Many of the environmental issues involve systems so large, and complex and far-reaching, you can feel irrelevant. Really, how much can one person or even a small business do to change the U.S. dependence on fossil fuels for transport and electricity? Chnage a few light bulbs, walk more. But every day in every way, you and I are consumers and we spend whatever money we have on services and products that have an environmental and energy cost. Nowhere is this more obvious than in the food we buy, prepare, consume.
So let's begin by immediatley laughing out of the room any idea of the good, wholesome, clean American countryside. Just as the steel mills and tanning factories of yor spewed out pollutants we are still cleaning up, today's rural factories are still spewing. And they are factory FARMS that produce much of the meat eaten by Americans. And would you believe? They've found a friend in the federal government. Of course, the Environmental Pollution Agency (EPA) is far more worried about the factory farms than your health. Here's the top line in the WashPo's piece today, "the Environmental Protection Agency wants to drop requirements that factory farms report their emissions of toxic gases, despite findings by the agency's scientists that the gases pose a health threat."
How big a deal are factory farms? Big in terms of output of all kinds. Big in terms of profit, and thus in political contributions. Here's a rant even I have to admire about factory farms and the stuff they put into our food supply, our rivers, our air.
And that clean country air? Fergeddaboutit. Here's one example. Not to pick on Iowa, neccesasarly, but here's another.
And before you inhale, here's the EPA's map of air pollution hot spots.

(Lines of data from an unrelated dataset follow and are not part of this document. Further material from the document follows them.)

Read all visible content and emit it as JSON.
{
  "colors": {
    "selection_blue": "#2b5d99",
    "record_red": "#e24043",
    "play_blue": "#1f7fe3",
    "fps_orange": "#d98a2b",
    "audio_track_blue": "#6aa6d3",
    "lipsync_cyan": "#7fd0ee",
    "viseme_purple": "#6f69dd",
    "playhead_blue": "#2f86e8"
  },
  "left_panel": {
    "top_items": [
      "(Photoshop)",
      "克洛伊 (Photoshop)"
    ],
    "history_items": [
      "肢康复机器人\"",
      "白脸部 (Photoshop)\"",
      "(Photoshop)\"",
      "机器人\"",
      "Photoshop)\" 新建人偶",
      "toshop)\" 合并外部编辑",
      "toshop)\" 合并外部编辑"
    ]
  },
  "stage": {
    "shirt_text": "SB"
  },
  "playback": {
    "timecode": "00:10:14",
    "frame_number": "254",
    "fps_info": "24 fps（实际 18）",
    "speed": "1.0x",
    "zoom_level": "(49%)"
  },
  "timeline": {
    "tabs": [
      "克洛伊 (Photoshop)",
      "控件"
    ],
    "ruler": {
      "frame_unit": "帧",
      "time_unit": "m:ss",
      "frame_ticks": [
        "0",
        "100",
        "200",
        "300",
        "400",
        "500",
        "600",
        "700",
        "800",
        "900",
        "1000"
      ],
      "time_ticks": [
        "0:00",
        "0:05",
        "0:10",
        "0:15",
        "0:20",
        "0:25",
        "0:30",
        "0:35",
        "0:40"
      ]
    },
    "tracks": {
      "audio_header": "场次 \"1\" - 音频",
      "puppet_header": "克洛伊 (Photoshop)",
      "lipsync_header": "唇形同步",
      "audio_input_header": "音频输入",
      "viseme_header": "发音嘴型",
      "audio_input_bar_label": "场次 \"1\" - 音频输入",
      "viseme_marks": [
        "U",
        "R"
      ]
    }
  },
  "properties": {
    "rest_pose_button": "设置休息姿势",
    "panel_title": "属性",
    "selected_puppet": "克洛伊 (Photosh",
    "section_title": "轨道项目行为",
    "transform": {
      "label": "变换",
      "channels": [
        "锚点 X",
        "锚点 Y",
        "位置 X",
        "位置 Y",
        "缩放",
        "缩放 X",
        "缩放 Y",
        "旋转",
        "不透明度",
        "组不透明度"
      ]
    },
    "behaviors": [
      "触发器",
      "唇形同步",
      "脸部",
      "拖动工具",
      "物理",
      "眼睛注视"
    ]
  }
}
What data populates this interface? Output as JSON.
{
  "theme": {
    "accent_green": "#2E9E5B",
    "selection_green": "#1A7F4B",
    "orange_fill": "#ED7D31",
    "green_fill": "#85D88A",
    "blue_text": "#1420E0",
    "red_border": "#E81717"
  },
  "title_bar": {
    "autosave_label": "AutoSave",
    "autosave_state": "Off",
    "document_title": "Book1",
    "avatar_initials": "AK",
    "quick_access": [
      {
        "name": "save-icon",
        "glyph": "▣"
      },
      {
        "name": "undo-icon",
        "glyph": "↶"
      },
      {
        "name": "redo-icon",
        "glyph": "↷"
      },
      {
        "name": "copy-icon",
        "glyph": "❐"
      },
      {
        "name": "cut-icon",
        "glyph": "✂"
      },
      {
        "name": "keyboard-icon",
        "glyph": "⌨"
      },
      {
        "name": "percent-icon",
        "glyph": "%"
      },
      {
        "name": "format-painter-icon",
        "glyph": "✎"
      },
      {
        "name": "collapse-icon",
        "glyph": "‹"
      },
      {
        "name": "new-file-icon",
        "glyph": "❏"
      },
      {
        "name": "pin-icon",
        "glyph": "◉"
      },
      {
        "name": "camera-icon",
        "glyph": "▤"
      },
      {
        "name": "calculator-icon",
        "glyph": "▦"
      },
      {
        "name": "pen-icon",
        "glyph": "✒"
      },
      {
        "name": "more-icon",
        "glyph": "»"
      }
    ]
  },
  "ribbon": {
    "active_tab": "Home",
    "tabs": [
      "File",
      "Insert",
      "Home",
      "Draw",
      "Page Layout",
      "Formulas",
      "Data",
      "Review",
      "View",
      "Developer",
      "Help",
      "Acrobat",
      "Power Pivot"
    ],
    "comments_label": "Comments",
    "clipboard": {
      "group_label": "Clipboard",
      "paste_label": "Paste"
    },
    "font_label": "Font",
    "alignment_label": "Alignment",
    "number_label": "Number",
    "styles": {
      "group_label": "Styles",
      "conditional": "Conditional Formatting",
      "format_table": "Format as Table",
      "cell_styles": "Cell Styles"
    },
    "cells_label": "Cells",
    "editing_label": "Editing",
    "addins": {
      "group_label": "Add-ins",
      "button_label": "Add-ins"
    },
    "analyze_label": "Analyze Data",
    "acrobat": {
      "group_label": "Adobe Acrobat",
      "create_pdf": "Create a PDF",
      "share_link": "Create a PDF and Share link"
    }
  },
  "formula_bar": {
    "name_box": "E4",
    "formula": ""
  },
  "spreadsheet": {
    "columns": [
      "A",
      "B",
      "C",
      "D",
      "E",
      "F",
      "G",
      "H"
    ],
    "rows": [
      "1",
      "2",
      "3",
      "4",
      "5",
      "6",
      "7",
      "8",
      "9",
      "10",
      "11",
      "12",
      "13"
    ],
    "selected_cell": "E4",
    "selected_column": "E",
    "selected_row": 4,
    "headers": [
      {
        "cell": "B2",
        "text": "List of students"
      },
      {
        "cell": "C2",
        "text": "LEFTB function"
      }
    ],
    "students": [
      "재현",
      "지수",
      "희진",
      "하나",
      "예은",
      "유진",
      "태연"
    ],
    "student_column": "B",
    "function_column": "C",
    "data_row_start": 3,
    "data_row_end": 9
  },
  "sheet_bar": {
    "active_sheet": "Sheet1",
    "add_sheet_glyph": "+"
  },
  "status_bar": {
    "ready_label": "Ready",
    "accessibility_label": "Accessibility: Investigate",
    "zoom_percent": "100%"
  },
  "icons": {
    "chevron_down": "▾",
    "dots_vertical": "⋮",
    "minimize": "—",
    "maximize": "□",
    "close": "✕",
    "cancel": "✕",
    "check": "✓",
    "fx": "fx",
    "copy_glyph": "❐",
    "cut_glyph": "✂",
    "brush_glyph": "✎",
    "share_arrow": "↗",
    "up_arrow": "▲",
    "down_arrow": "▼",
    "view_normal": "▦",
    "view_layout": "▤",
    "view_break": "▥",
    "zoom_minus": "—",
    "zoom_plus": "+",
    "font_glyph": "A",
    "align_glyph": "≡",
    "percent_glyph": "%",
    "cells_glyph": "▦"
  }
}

Don't expect them to highlight the massive methane and hydrogen sulphide from all those pork factories in Indiana.